■ **Instructions to follow**
Retype all data exactly as given. Pictures should not be retyped.

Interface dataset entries
┄┄┄┄┄┄┄┄┄┄┄┄┄┄┄┄┄┄┄┄

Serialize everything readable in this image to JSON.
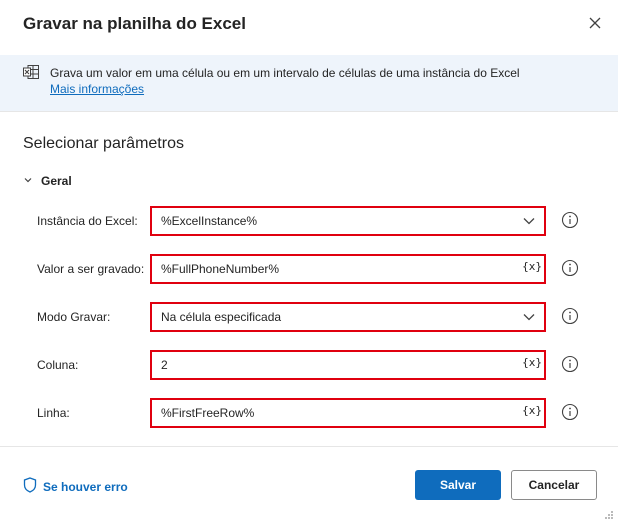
{
  "dialog": {
    "title": "Gravar na planilha do Excel"
  },
  "info": {
    "description": "Grava um valor em uma célula ou em um intervalo de células de uma instância do Excel",
    "more_link": "Mais informações",
    "icon": "excel-icon"
  },
  "section": {
    "title": "Selecionar parâmetros",
    "group": "Geral"
  },
  "fields": [
    {
      "label": "Instância do Excel:",
      "value": "%ExcelInstance%",
      "kind": "dropdown"
    },
    {
      "label": "Valor a ser gravado:",
      "value": "%FullPhoneNumber%",
      "kind": "text",
      "var_button": "{x}"
    },
    {
      "label": "Modo Gravar:",
      "value": "Na célula especificada",
      "kind": "dropdown"
    },
    {
      "label": "Coluna:",
      "value": "2",
      "kind": "text",
      "var_button": "{x}"
    },
    {
      "label": "Linha:",
      "value": "%FirstFreeRow%",
      "kind": "text",
      "var_button": "{x}"
    }
  ],
  "footer": {
    "on_error": "Se houver erro",
    "save": "Salvar",
    "cancel": "Cancelar"
  },
  "colors": {
    "accent": "#0f6cbd",
    "highlight_border": "#e0000f",
    "info_bg": "#eef4fb"
  }
}
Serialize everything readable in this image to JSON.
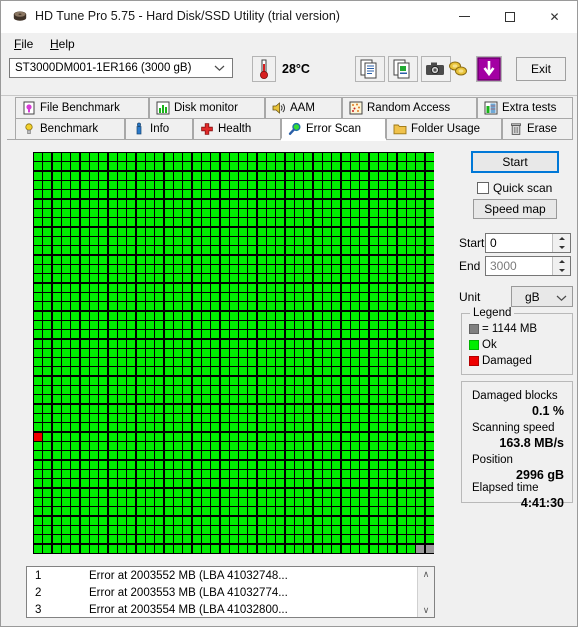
{
  "window": {
    "title": "HD Tune Pro 5.75 - Hard Disk/SSD Utility (trial version)",
    "icon": "hard-disk-icon",
    "minimize_label": "",
    "maximize_label": "",
    "close_label": "✕"
  },
  "menu": {
    "items": [
      {
        "acc": "F",
        "rest": "ile"
      },
      {
        "acc": "H",
        "rest": "elp"
      }
    ]
  },
  "toolbar": {
    "drive": "ST3000DM001-1ER166 (3000 gB)",
    "temperature": "28°C",
    "buttons": [
      {
        "name": "copy-text-icon"
      },
      {
        "name": "copy-image-icon"
      },
      {
        "name": "screenshot-camera-icon"
      },
      {
        "name": "coins-icon"
      },
      {
        "name": "download-arrow-icon"
      }
    ],
    "exit_label": "Exit"
  },
  "tabs": {
    "top_row": [
      {
        "label": "File Benchmark",
        "icon": "bulb-magenta-icon"
      },
      {
        "label": "Disk monitor",
        "icon": "bar-chart-icon"
      },
      {
        "label": "AAM",
        "icon": "speaker-icon"
      },
      {
        "label": "Random Access",
        "icon": "scatter-dots-icon"
      },
      {
        "label": "Extra tests",
        "icon": "chart-grid-icon"
      }
    ],
    "bottom_row": [
      {
        "label": "Benchmark",
        "icon": "bulb-yellow-icon",
        "active": false
      },
      {
        "label": "Info",
        "icon": "info-icon",
        "active": false
      },
      {
        "label": "Health",
        "icon": "red-cross-icon",
        "active": false
      },
      {
        "label": "Error Scan",
        "icon": "magnifier-icon",
        "active": true
      },
      {
        "label": "Folder Usage",
        "icon": "folder-icon",
        "active": false
      },
      {
        "label": "Erase",
        "icon": "trash-icon",
        "active": false
      }
    ]
  },
  "panel": {
    "start_button": "Start",
    "quick_scan_label": "Quick scan",
    "quick_scan_checked": false,
    "speed_map_button": "Speed map",
    "range_start_label": "Start",
    "range_start_value": "0",
    "range_end_label": "End",
    "range_end_value": "3000",
    "unit_label": "Unit",
    "unit_value": "gB",
    "legend": {
      "title": "Legend",
      "block_size": "= 1144 MB",
      "ok_label": "Ok",
      "damaged_label": "Damaged",
      "color_block": "#808080",
      "color_ok": "#00ee00",
      "color_damaged": "#ee0000"
    },
    "stats": [
      {
        "label": "Damaged blocks",
        "value": "0.1 %"
      },
      {
        "label": "Scanning speed",
        "value": "163.8 MB/s"
      },
      {
        "label": "Position",
        "value": "2996 gB"
      },
      {
        "label": "Elapsed time",
        "value": "4:41:30"
      }
    ]
  },
  "error_list": {
    "rows": [
      {
        "index": "1",
        "text": "Error at 2003552 MB (LBA 41032748..."
      },
      {
        "index": "2",
        "text": "Error at 2003553 MB (LBA 41032774..."
      },
      {
        "index": "3",
        "text": "Error at 2003554 MB (LBA 41032800..."
      }
    ],
    "scroll_up": "∧",
    "scroll_down": "∨"
  },
  "map": {
    "columns": 43,
    "rows": 43,
    "damaged_cells": [
      [
        30,
        0
      ]
    ],
    "unscanned_cells": [
      [
        42,
        41
      ],
      [
        42,
        42
      ]
    ],
    "color_ok": "#00ee00",
    "color_damaged": "#ee0000",
    "color_unscanned": "#9a9a9a",
    "color_grid": "#000000"
  }
}
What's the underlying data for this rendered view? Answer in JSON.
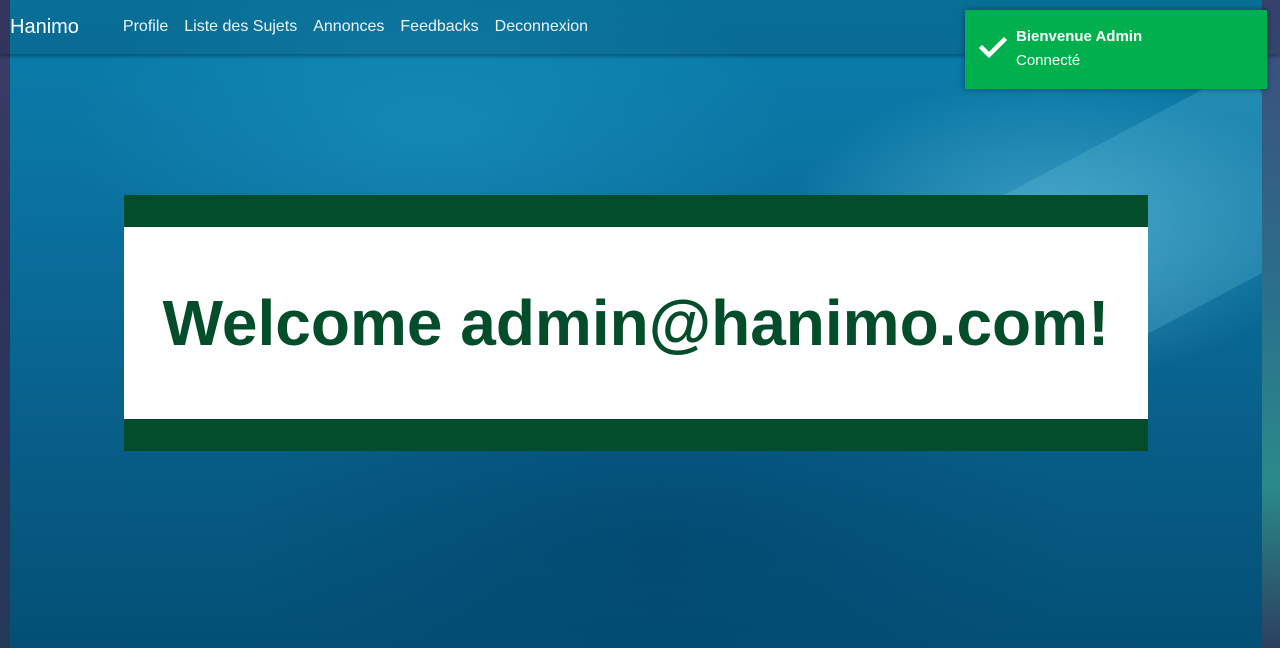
{
  "navbar": {
    "brand": "Hanimo",
    "links": [
      "Profile",
      "Liste des Sujets",
      "Annonces",
      "Feedbacks",
      "Deconnexion"
    ]
  },
  "welcome": {
    "text": "Welcome admin@hanimo.com!"
  },
  "toast": {
    "icon": "checkmark-icon",
    "title": "Bienvenue Admin",
    "message": "Connecté"
  },
  "colors": {
    "brand_green": "#034d2b",
    "toast_green": "#00b04c",
    "background_blue": "#0a6f9d"
  }
}
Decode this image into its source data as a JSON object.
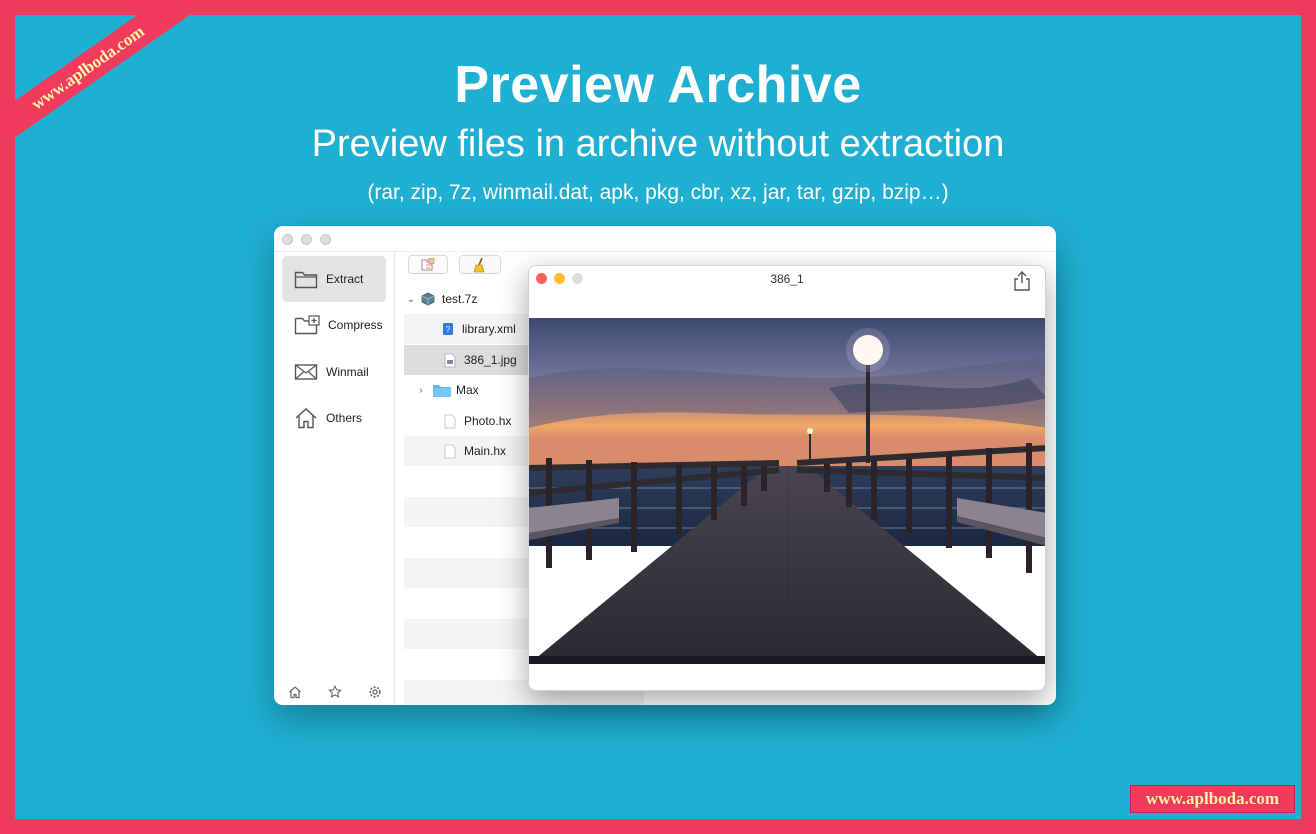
{
  "headline": "Preview Archive",
  "subhead": "Preview files in archive without extraction",
  "formats": "(rar, zip, 7z, winmail.dat, apk, pkg, cbr, xz, jar, tar, gzip, bzip…)",
  "watermark": {
    "ribbon": "www.aplboda.com",
    "box": "www.aplboda.com"
  },
  "sidebar": {
    "items": [
      {
        "label": "Extract",
        "icon": "folder-icon"
      },
      {
        "label": "Compress",
        "icon": "folder-plus-icon"
      },
      {
        "label": "Winmail",
        "icon": "envelope-icon"
      },
      {
        "label": "Others",
        "icon": "house-icon"
      }
    ],
    "footer": [
      "home-icon",
      "star-icon",
      "gear-icon"
    ]
  },
  "toolbar": {
    "buttons": [
      "extract-icon",
      "clean-icon"
    ]
  },
  "tree": {
    "root": "test.7z",
    "items": [
      {
        "name": "library.xml",
        "icon": "xml-file-icon"
      },
      {
        "name": "386_1.jpg",
        "icon": "image-file-icon"
      },
      {
        "name": "Max",
        "icon": "folder-icon"
      },
      {
        "name": "Photo.hx",
        "icon": "file-icon"
      },
      {
        "name": "Main.hx",
        "icon": "file-icon"
      }
    ]
  },
  "preview": {
    "title": "386_1"
  },
  "colors": {
    "background": "#1fafd2",
    "border": "#f23a5c",
    "watermark_text": "#fff5a8"
  }
}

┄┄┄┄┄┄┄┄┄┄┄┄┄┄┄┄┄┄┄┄

■ **Your solution**
Serialize everything readable in this image to JSON.
{
  "dialog": {
    "title": "Gravar na planilha do Excel"
  },
  "info": {
    "description": "Grava um valor em uma célula ou em um intervalo de células de uma instância do Excel",
    "more_link": "Mais informações",
    "icon": "excel-icon"
  },
  "section": {
    "title": "Selecionar parâmetros",
    "group": "Geral"
  },
  "fields": [
    {
      "label": "Instância do Excel:",
      "value": "%ExcelInstance%",
      "kind": "dropdown"
    },
    {
      "label": "Valor a ser gravado:",
      "value": "%FullPhoneNumber%",
      "kind": "text",
      "var_button": "{x}"
    },
    {
      "label": "Modo Gravar:",
      "value": "Na célula especificada",
      "kind": "dropdown"
    },
    {
      "label": "Coluna:",
      "value": "2",
      "kind": "text",
      "var_button": "{x}"
    },
    {
      "label": "Linha:",
      "value": "%FirstFreeRow%",
      "kind": "text",
      "var_button": "{x}"
    }
  ],
  "footer": {
    "on_error": "Se houver erro",
    "save": "Salvar",
    "cancel": "Cancelar"
  },
  "colors": {
    "accent": "#0f6cbd",
    "highlight_border": "#e0000f",
    "info_bg": "#eef4fb"
  }
}
Serialize everything readable in this image to JSON.
{
  "window": {
    "title": "HD Tune Pro 5.75 - Hard Disk/SSD Utility (trial version)",
    "icon": "hard-disk-icon",
    "minimize_label": "",
    "maximize_label": "",
    "close_label": "✕"
  },
  "menu": {
    "items": [
      {
        "acc": "F",
        "rest": "ile"
      },
      {
        "acc": "H",
        "rest": "elp"
      }
    ]
  },
  "toolbar": {
    "drive": "ST3000DM001-1ER166 (3000 gB)",
    "temperature": "28°C",
    "buttons": [
      {
        "name": "copy-text-icon"
      },
      {
        "name": "copy-image-icon"
      },
      {
        "name": "screenshot-camera-icon"
      },
      {
        "name": "coins-icon"
      },
      {
        "name": "download-arrow-icon"
      }
    ],
    "exit_label": "Exit"
  },
  "tabs": {
    "top_row": [
      {
        "label": "File Benchmark",
        "icon": "bulb-magenta-icon"
      },
      {
        "label": "Disk monitor",
        "icon": "bar-chart-icon"
      },
      {
        "label": "AAM",
        "icon": "speaker-icon"
      },
      {
        "label": "Random Access",
        "icon": "scatter-dots-icon"
      },
      {
        "label": "Extra tests",
        "icon": "chart-grid-icon"
      }
    ],
    "bottom_row": [
      {
        "label": "Benchmark",
        "icon": "bulb-yellow-icon",
        "active": false
      },
      {
        "label": "Info",
        "icon": "info-icon",
        "active": false
      },
      {
        "label": "Health",
        "icon": "red-cross-icon",
        "active": false
      },
      {
        "label": "Error Scan",
        "icon": "magnifier-icon",
        "active": true
      },
      {
        "label": "Folder Usage",
        "icon": "folder-icon",
        "active": false
      },
      {
        "label": "Erase",
        "icon": "trash-icon",
        "active": false
      }
    ]
  },
  "panel": {
    "start_button": "Start",
    "quick_scan_label": "Quick scan",
    "quick_scan_checked": false,
    "speed_map_button": "Speed map",
    "range_start_label": "Start",
    "range_start_value": "0",
    "range_end_label": "End",
    "range_end_value": "3000",
    "unit_label": "Unit",
    "unit_value": "gB",
    "legend": {
      "title": "Legend",
      "block_size": "= 1144 MB",
      "ok_label": "Ok",
      "damaged_label": "Damaged",
      "color_block": "#808080",
      "color_ok": "#00ee00",
      "color_damaged": "#ee0000"
    },
    "stats": [
      {
        "label": "Damaged blocks",
        "value": "0.1 %"
      },
      {
        "label": "Scanning speed",
        "value": "163.8 MB/s"
      },
      {
        "label": "Position",
        "value": "2996 gB"
      },
      {
        "label": "Elapsed time",
        "value": "4:41:30"
      }
    ]
  },
  "error_list": {
    "rows": [
      {
        "index": "1",
        "text": "Error at 2003552 MB (LBA 41032748..."
      },
      {
        "index": "2",
        "text": "Error at 2003553 MB (LBA 41032774..."
      },
      {
        "index": "3",
        "text": "Error at 2003554 MB (LBA 41032800..."
      }
    ],
    "scroll_up": "∧",
    "scroll_down": "∨"
  },
  "map": {
    "columns": 43,
    "rows": 43,
    "damaged_cells": [
      [
        30,
        0
      ]
    ],
    "unscanned_cells": [
      [
        42,
        41
      ],
      [
        42,
        42
      ]
    ],
    "color_ok": "#00ee00",
    "color_damaged": "#ee0000",
    "color_unscanned": "#9a9a9a",
    "color_grid": "#000000"
  }
}
What's the underlying data for this rendered view? Answer in JSON.
{
  "navbar": {
    "brand": "Hanimo",
    "links": [
      "Profile",
      "Liste des Sujets",
      "Annonces",
      "Feedbacks",
      "Deconnexion"
    ]
  },
  "welcome": {
    "text": "Welcome admin@hanimo.com!"
  },
  "toast": {
    "icon": "checkmark-icon",
    "title": "Bienvenue Admin",
    "message": "Connecté"
  },
  "colors": {
    "brand_green": "#034d2b",
    "toast_green": "#00b04c",
    "background_blue": "#0a6f9d"
  }
}
Decode this image into its source data as a JSON object.
{
  "headline": "Preview Archive",
  "subhead": "Preview files in archive without extraction",
  "formats": "(rar, zip, 7z, winmail.dat, apk, pkg, cbr, xz, jar, tar, gzip, bzip…)",
  "watermark": {
    "ribbon": "www.aplboda.com",
    "box": "www.aplboda.com"
  },
  "sidebar": {
    "items": [
      {
        "label": "Extract",
        "icon": "folder-icon"
      },
      {
        "label": "Compress",
        "icon": "folder-plus-icon"
      },
      {
        "label": "Winmail",
        "icon": "envelope-icon"
      },
      {
        "label": "Others",
        "icon": "house-icon"
      }
    ],
    "footer": [
      "home-icon",
      "star-icon",
      "gear-icon"
    ]
  },
  "toolbar": {
    "buttons": [
      "extract-icon",
      "clean-icon"
    ]
  },
  "tree": {
    "root": "test.7z",
    "items": [
      {
        "name": "library.xml",
        "icon": "xml-file-icon"
      },
      {
        "name": "386_1.jpg",
        "icon": "image-file-icon"
      },
      {
        "name": "Max",
        "icon": "folder-icon"
      },
      {
        "name": "Photo.hx",
        "icon": "file-icon"
      },
      {
        "name": "Main.hx",
        "icon": "file-icon"
      }
    ]
  },
  "preview": {
    "title": "386_1"
  },
  "colors": {
    "background": "#1fafd2",
    "border": "#f23a5c",
    "watermark_text": "#fff5a8"
  }
}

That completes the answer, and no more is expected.